- Ian DeWaard, Ontario director of CLAC
“Mayor Tory and the majority of Toronto City Council played favourites when they voted to allow only one more labour group access to bid on Toronto infrastructure projects. Legislation, bylaws, and policies prohibit preferential treatment for anyone doing business with the City of Toronto. This kind of political favouritism is unfair for workers, unfair for taxpayers, and just plain wrong. That is why we are joining this lawsuit.”
- Sean Reid, vice president and regional director, Ontario, of the Progressive Contractors Association of Canada
“Everybody wins when the tendering process is an open competition—especially taxpayers. We proudly support this action against Toronto City Council’s decision to limit construction contract bidding to a handful of select unions. City councillors need to do the right thing for their constituents and open the bidding process to all construction workers—union or non-union.”
- Jasmine Pickel, interim Ontario director, Canadian Taxpayers Federation
“It was disappointing to witness what occurred at Toronto City Council on June 19. The mayor and councillors are elected to be impartial in safeguarding the public purse and should not be entering into exclusivity arrangements on public infrastructure. We support fairness, inclusiveness, and transparency. Taxpayers deserve better.”
- Michael Gallardo, executive director of Merit Open Shop Contractors Association of Ontario
- After July 3—the deadline to opt out of Bill 66—the City of Toronto will likely be the only municipality in Ontario to restrict tendering on the basis of union affiliation.
- City of Toronto staff wrote two reports prior to June 19 that recommended council choose open tendering, however, council voted against this advice.

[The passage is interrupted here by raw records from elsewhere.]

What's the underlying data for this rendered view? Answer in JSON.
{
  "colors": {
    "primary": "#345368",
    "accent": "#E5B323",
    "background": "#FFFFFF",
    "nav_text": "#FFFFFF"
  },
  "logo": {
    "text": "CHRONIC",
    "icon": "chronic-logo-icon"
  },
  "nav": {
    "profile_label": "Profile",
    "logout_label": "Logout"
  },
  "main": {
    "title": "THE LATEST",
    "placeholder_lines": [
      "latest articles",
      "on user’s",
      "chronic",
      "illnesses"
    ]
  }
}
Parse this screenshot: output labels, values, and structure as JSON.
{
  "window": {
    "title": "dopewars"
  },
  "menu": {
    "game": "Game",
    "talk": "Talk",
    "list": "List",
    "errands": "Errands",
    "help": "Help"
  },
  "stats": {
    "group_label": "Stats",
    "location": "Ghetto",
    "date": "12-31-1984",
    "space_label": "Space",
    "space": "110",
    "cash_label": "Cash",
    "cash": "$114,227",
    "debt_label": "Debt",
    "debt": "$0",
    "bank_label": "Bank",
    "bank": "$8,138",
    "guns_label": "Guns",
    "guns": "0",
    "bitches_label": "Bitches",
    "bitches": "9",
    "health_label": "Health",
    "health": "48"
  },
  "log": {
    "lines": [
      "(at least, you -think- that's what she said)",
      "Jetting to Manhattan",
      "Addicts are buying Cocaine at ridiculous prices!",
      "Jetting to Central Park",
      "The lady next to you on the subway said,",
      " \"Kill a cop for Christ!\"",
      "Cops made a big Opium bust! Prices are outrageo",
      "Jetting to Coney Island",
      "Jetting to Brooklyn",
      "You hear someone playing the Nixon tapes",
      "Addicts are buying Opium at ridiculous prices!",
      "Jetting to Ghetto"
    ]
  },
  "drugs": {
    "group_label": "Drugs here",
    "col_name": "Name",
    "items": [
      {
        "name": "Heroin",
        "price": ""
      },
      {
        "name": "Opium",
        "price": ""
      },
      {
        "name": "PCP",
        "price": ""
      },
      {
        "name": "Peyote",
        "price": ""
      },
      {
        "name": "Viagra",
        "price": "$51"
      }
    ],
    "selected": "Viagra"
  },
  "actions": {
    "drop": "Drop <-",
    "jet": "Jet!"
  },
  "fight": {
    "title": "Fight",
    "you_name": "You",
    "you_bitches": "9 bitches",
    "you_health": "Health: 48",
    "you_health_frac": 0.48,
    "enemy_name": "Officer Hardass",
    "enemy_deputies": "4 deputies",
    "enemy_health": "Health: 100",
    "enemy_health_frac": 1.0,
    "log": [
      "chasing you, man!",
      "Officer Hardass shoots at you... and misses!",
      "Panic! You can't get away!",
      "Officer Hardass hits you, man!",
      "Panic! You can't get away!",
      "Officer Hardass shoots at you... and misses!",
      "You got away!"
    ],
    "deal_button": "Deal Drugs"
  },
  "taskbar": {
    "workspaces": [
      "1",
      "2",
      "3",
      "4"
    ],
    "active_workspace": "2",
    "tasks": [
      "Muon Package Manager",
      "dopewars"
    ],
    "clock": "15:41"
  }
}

- City of Hamilton staff released an in-depth report on the cost of closed tendering that showed open tendering would save their municipality approximately 20 percent in construction costs. On June 19, Hamilton City Council opted for open tendering.